  1. Source: National Archives, Nixon Presidential Materials, NSC Files, Box 297, Agency Files, USUN, Vol. III. Confidential. Sent for action.
  2. Attached but not printed. This February 24 memorandum from Kissinger to Secretary Rogers noted that the President had approved in principle Rogers’ recommendation that he appoint a Presidential Commission for the observance of the UN 25th Anniversary.
  3. Tabs B, C, and D were not attached.

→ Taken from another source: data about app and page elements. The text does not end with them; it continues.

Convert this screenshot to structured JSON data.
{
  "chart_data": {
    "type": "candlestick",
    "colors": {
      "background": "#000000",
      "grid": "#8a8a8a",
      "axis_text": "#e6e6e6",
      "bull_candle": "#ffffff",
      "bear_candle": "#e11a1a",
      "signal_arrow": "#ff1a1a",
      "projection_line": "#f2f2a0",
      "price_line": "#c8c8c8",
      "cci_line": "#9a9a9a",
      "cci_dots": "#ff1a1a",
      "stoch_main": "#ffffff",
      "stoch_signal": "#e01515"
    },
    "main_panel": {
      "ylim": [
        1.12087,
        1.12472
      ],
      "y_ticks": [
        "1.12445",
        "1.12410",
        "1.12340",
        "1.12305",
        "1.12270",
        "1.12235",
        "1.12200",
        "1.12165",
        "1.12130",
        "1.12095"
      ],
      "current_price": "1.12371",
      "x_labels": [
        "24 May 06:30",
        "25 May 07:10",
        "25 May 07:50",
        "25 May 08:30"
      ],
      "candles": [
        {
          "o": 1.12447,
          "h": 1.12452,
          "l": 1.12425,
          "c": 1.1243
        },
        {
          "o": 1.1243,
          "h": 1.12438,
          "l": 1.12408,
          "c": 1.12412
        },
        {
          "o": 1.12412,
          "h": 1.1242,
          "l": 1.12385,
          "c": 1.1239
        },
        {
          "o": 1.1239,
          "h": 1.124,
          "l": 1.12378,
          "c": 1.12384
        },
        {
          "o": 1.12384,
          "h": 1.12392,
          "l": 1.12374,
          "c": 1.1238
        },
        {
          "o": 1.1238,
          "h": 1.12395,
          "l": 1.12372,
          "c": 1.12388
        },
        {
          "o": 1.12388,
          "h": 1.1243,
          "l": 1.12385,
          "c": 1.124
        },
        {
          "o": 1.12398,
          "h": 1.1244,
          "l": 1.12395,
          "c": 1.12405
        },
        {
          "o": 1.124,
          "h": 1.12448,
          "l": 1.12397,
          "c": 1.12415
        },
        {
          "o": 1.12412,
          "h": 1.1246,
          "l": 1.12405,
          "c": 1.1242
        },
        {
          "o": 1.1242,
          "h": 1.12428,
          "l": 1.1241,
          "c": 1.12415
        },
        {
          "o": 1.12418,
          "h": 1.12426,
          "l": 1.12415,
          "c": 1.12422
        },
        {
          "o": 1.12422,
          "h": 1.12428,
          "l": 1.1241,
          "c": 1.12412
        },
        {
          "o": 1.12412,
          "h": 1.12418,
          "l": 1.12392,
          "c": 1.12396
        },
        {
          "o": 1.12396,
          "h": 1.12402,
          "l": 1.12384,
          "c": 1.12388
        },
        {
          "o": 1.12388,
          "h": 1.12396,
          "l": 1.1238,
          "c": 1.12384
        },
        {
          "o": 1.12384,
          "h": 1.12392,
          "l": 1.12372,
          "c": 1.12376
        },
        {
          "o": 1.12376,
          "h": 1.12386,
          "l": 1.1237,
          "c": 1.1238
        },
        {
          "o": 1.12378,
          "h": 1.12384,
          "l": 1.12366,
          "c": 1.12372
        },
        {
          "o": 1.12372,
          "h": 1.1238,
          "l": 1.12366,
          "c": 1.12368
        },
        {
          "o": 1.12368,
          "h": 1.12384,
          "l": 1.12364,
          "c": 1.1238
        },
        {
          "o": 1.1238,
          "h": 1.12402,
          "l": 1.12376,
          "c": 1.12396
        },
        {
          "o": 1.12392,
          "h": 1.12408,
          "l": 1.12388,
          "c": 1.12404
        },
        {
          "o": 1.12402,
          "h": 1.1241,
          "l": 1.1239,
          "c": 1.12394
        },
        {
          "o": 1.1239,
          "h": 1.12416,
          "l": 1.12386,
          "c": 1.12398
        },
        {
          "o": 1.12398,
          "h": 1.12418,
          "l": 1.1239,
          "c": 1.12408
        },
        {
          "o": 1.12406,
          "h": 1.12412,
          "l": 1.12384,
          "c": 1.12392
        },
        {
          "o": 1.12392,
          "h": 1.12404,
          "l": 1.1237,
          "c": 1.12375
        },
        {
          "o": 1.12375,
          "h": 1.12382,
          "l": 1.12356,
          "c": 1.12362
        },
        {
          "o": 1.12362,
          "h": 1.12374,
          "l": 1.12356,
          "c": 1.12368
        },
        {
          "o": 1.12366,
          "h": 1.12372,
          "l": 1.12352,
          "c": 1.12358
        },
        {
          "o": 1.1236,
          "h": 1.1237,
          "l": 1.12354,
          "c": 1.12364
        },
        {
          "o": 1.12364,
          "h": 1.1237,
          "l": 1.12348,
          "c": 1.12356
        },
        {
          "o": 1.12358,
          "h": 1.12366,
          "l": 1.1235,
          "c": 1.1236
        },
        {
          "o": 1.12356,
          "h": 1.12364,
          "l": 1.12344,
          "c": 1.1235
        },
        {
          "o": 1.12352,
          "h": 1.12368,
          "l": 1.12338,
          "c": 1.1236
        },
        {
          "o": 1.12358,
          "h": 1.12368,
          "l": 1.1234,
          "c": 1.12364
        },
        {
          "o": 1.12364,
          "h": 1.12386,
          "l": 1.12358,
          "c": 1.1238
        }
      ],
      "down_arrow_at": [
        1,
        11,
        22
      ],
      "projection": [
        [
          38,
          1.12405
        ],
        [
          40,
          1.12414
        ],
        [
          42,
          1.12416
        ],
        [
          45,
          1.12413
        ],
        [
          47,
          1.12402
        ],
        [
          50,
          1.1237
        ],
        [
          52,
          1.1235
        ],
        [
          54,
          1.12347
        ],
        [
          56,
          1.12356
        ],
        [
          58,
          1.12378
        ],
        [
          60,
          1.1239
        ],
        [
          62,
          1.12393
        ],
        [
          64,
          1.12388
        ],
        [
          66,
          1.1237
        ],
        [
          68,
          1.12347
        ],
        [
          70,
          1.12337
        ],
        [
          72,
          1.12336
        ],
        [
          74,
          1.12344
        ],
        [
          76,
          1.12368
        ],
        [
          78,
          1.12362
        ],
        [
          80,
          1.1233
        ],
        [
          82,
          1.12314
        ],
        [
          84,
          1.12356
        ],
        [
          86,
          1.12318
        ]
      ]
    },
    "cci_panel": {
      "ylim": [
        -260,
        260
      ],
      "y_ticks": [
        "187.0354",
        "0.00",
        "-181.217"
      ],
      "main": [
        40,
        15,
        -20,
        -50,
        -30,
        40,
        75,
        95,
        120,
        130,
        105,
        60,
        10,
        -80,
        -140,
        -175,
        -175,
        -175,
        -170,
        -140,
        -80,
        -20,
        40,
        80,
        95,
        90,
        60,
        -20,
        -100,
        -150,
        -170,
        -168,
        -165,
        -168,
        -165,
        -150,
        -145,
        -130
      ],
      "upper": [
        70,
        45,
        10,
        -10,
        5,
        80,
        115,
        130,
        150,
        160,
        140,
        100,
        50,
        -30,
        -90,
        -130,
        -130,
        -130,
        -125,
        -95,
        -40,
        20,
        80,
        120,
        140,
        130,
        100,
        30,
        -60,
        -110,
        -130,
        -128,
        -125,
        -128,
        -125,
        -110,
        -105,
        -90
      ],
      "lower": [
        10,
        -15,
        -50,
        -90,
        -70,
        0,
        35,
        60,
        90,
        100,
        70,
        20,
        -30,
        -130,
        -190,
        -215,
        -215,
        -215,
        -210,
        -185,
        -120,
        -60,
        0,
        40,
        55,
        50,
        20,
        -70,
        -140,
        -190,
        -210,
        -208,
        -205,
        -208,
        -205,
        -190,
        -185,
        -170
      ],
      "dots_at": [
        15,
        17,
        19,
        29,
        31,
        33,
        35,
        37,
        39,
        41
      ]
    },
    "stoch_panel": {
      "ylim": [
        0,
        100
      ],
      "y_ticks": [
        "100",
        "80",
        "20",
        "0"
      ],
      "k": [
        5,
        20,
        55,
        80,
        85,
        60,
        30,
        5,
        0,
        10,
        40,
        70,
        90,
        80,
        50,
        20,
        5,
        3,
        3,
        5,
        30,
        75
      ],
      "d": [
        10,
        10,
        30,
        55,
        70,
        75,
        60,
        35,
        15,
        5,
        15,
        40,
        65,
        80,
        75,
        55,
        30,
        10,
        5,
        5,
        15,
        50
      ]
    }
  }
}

  4. A follow-up memorandum from Lord to Kissinger, dated March 12, sought confirmation that he and Richardson had agreed on President Nixon’s participation in UN 25th Anniversary commemorative activities. Kissinger initialed that he had done so, but added at the bottom: “Not really—minimum Pres participation. He will not go to S. Francisco.” (National Archives, Nixon Presidential Materials, NSC Files, Box 297, Agency Files, USUN, Vol. III)